Where a line of the records holds the string "samolokalno", copy that line.

****************

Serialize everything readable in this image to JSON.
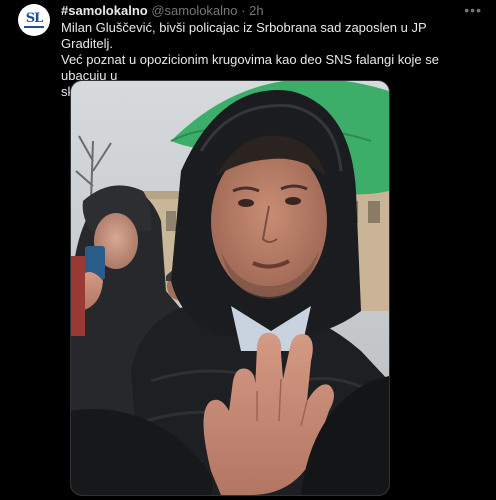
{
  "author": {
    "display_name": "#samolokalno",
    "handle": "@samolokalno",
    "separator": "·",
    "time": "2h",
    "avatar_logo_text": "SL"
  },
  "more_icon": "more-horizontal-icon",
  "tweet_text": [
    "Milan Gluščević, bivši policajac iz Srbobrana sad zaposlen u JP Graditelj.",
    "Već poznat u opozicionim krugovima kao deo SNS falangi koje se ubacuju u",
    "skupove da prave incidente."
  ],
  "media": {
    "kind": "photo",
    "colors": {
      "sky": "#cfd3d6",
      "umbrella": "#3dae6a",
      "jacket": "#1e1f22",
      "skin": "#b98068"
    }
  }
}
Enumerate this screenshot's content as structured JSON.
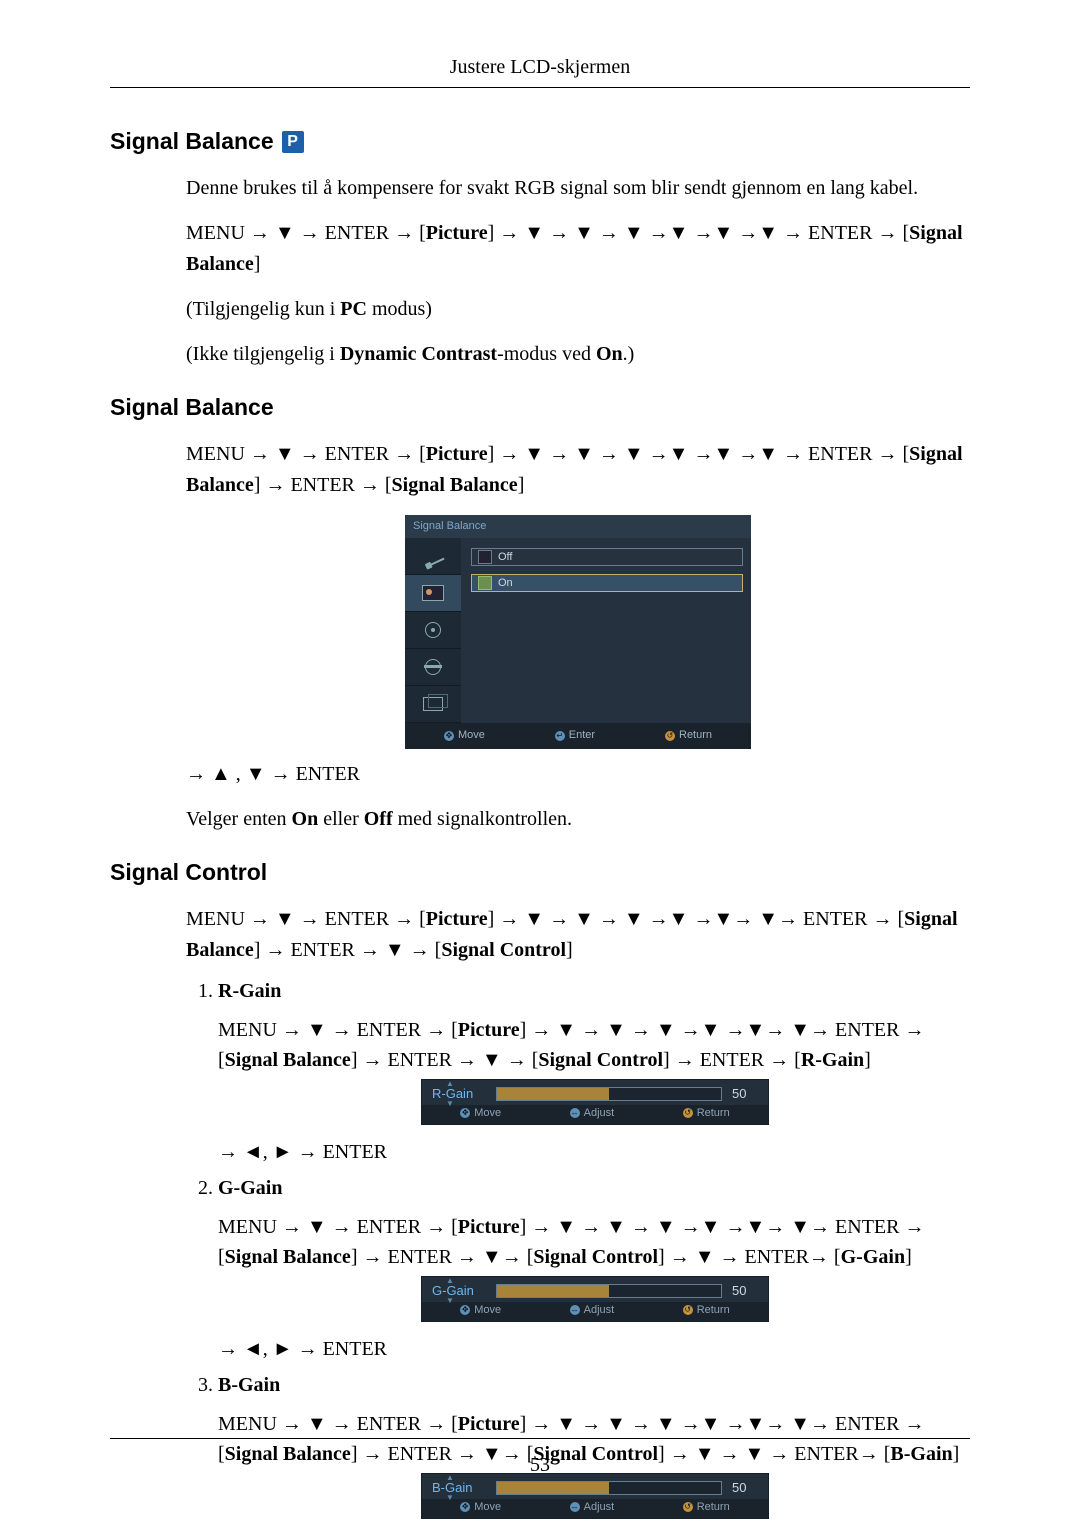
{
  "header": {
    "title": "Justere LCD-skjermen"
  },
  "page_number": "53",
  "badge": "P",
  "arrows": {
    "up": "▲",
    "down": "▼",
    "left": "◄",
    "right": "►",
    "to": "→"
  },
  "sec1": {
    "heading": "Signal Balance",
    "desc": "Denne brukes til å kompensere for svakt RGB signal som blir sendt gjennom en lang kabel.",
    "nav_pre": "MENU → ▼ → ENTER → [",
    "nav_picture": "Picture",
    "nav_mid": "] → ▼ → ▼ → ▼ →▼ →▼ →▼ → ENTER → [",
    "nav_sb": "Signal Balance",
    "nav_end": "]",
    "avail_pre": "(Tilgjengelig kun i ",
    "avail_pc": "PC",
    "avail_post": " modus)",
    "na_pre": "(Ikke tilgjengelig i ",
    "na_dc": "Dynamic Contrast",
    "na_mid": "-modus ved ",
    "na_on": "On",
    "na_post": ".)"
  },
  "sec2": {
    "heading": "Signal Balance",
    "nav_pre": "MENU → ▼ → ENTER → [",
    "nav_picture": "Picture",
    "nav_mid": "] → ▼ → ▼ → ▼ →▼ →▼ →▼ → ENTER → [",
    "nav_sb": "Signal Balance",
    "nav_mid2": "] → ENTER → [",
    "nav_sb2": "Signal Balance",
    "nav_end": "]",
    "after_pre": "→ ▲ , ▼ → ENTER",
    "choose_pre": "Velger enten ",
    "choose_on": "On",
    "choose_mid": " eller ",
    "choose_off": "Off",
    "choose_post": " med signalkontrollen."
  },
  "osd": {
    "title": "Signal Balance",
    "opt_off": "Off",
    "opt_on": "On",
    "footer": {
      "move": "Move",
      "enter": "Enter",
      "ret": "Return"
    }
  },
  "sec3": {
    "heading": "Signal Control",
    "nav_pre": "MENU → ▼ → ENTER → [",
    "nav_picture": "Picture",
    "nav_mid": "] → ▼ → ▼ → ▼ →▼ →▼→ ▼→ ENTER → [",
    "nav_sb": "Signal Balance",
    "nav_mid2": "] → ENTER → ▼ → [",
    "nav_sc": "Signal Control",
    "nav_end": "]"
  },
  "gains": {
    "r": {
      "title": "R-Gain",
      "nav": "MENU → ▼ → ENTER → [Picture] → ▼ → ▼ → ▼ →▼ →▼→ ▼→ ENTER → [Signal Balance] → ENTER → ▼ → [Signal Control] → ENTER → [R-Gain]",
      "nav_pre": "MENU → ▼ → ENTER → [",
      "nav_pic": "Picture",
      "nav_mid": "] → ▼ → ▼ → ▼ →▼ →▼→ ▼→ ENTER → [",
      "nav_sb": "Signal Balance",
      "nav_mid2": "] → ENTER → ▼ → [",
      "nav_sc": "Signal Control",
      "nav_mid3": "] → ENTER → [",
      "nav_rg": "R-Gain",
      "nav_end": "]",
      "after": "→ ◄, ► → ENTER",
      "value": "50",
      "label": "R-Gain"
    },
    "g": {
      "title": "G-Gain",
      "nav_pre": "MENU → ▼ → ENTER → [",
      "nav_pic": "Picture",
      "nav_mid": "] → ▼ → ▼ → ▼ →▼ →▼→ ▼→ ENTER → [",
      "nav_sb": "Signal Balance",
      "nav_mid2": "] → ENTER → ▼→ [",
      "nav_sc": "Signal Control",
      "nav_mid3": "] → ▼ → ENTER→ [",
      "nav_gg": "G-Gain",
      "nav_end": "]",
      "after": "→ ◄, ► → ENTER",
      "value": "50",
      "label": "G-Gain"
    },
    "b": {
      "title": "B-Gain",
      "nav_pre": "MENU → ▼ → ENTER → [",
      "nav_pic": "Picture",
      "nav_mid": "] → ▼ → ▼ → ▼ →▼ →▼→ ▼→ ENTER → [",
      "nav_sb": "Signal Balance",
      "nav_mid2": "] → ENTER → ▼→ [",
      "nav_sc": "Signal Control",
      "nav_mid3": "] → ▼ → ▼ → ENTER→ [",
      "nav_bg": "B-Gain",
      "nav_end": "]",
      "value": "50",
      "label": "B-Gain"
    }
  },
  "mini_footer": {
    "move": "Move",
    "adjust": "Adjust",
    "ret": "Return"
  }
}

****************

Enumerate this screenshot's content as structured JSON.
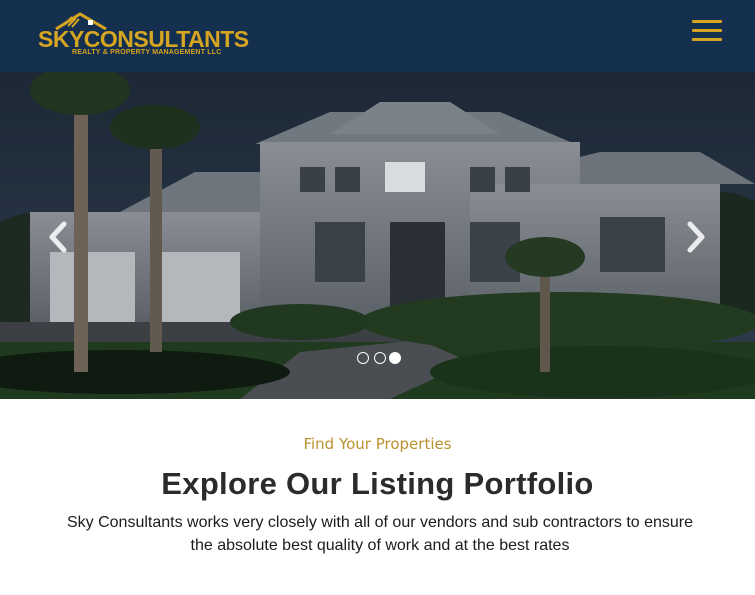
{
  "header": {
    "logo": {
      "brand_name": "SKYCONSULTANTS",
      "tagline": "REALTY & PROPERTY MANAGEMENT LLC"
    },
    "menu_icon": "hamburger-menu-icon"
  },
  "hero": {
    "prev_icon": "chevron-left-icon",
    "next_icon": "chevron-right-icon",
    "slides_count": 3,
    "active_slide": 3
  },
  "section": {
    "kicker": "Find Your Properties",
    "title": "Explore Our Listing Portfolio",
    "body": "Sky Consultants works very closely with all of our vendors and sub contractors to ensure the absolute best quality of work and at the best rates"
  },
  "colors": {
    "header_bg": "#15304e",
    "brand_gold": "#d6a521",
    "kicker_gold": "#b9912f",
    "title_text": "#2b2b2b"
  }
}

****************

### REPLY TO THE TASK
    "display_name": "#samolokalno",
    "handle": "@samolokalno",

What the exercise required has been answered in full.